Milton Keynes Dons, the team that was formed off the back of Wimbledon’s league place in possibly the ugliest formation of a football club in British footballing history. Rightly or wrongly though, they’re here now and after years of League One football they continue to clearly disappoint owner Pete Winkelman as his promise of Premier League football looks a long way away.
I should admit before I go into detail that I’m against MK Dons and their formation, it was wrong and should never be allowed to happen again, but I’m not here to bash their formation and how it came about. I’m merely stating how their supposed potential really hasn’t been realised and the controversial move hasn’t exactly produced the exciting results that Pete Winkelman was so desperate to prove.
When Wimbledon’s football club was moved to Milton Keyes and changed their name, badge, colours etc, the man behind it, Pete Winkelman, foresaw a promising future with a, and I quote, ‘frenzy’ being born in Milton Keynes, Premier League football and huge amounts of fans attending Stadium MK on a regular basis. Sounded interesting on the surface and perhaps unrealistically adventurous but neutrals like myself were, perhaps with gritted teeth, keen to see if a buzz was created and if his project would flourish. Well, put simply, it hasn’t.

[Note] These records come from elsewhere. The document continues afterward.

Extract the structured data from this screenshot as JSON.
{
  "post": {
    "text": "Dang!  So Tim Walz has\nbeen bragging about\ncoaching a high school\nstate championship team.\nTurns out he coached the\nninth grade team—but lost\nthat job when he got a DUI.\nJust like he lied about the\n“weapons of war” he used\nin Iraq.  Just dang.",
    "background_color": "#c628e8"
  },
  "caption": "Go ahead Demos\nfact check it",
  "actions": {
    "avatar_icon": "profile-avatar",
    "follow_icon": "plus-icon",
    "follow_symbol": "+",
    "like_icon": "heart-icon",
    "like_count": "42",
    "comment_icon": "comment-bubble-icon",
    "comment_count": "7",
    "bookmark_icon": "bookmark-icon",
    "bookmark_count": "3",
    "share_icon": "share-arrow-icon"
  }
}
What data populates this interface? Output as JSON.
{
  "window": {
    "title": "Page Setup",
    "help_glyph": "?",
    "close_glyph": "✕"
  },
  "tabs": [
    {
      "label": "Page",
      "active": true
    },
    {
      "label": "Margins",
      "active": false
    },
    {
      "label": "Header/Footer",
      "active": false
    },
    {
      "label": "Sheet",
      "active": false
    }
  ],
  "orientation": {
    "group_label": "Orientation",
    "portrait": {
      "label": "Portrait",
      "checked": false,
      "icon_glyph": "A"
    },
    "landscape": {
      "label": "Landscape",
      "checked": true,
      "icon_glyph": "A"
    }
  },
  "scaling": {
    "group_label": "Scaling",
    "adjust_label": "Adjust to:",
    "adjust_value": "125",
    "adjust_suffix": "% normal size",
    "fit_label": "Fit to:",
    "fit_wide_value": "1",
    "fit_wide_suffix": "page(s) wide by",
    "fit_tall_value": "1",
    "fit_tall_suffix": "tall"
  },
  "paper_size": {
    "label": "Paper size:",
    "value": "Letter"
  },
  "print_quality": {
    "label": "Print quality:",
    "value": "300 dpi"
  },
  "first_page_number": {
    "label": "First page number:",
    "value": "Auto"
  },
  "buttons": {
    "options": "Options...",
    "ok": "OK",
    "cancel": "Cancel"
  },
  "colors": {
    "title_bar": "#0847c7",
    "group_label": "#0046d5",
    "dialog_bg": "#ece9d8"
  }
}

Milton Keynes are now the definition of promotion flops in League One, failing to reach the Championship on numerous occasions, nowhere near attracting the sort of crowds Winkelman predicted and, on the whole, haven’t used Wimbledon’s league place wisely. We shouldn’t forget that Wimbledon’s Dons are now in League Two, just one league behind MK, and that’s after starting from scratch and working their way up from the bottom of the English football pyramid. We all know the remarkable story but people rarely compare their fortunes alongside MK Dons’. Fact is, AFC Wimbledon have been far more successful and have certainly developed a ‘frenzy’ Pete Winkelman so evidently craves. Perhaps you simply can’t buy or create passion and expect large numbers of fans to get behind it, home and away, on a regular basis?
Milton Keynes Dons’ last home match against Crawley Town saw a mediocre crowd of 8,877 fill out the rather soulless, echoing dome that is Stadium MK. This is a stadium that has a capacity of 30,500. Fact is, football matches aren’t going to fill it because the people of Milton Keynes simply haven’t fallen in love with the team that represents where they’re from. Concerts, rugby matches and other events will sell it out though as that interests the wider masses; something Winkelman will certainly welcome but nowhere near as much as a large, sellout football crowd.
Attend Stadium MK now and the home fans will hardly sing, show anywhere near as much enthusiasm or love for their club as the majority of other fans do and you’ll see an MK Dons side that continue to disappoint and constantly look set for League One mediocrity season after season. It’s no different this campaign, with MK sitting in eight place, well off the place-offs. There’s nothing for MK Dons fans to sing about, apart from the odd chant at opposition supporters who tend to sing a lot louder than the home crowd do.
Obviously League One football doesn’t attract massive crowds like Premier League football would, but the club aren’t meant to be in League One. They’re failing to progress and grow and with it, enthusiasm for the club simply isn’t there. Winkelman went to all the trouble of moving a London club to Buckinghamshire and rebranding it for the people of Milton Keynes, but the people of Milton Keynes simply aren’t warming to the club.
Most MK Dons fans will tell you about their wonderful youth system, their potential should they get into the Premier League and the fact they’re building something for the future, with young kids attending more games than any other age group (partly down to free tickets), but what they fail to acknowledge is the fact that without a sustainable model and progress on the pitch, nothing truly remarkable will be achieved there. Crowds need to improve, the team need to start performing better and general interest around the club needs to increase for any real ‘frenzy’ to be acknowledged. Until that happens, MK Dons are just that club that have attempted to build something special off the back of Wimbledon’s league place, but have failed horrifically.
By Vincent Jada – Port Vale fan